TASK: Search the entries below for the word "illustration", then copy each line in which it is found.

INPUT RECORDS:
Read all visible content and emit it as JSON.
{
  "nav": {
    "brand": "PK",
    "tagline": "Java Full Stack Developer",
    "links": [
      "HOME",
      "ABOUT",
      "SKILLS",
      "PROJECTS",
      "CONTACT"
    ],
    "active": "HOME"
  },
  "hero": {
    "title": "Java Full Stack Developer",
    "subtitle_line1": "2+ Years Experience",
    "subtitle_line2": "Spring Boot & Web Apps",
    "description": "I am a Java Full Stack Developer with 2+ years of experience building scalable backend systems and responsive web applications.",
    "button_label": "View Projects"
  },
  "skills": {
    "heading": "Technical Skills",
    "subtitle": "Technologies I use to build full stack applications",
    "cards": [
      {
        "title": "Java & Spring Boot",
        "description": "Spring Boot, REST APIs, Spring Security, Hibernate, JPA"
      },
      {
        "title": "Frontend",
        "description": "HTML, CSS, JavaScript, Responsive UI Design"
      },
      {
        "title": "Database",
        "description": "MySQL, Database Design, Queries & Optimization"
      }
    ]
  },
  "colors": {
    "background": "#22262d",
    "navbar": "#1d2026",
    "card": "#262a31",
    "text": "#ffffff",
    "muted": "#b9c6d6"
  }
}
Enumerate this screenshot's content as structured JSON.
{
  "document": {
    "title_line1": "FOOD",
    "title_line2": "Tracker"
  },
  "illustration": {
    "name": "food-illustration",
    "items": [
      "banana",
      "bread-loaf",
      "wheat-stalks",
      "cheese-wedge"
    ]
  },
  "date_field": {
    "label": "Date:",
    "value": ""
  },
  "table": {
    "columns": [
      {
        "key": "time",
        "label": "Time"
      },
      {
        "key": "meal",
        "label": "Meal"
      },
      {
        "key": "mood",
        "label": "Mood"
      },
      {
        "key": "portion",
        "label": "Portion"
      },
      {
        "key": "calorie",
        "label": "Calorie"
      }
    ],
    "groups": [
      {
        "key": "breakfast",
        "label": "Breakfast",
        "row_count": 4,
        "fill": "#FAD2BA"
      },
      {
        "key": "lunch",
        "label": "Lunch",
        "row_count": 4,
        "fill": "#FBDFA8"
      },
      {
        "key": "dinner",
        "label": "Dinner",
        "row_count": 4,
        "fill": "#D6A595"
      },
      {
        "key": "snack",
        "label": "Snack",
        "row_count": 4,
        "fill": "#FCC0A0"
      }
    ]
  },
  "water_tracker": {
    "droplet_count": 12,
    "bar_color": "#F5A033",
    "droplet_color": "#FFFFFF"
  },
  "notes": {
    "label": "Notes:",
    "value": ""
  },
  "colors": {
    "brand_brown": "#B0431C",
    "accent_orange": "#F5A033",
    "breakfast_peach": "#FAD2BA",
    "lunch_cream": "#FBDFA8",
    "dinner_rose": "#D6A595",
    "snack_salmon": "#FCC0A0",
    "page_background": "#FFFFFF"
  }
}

SOLUTION FOR THIS TASK:
  "illustration": {
    "name": "food-illustration",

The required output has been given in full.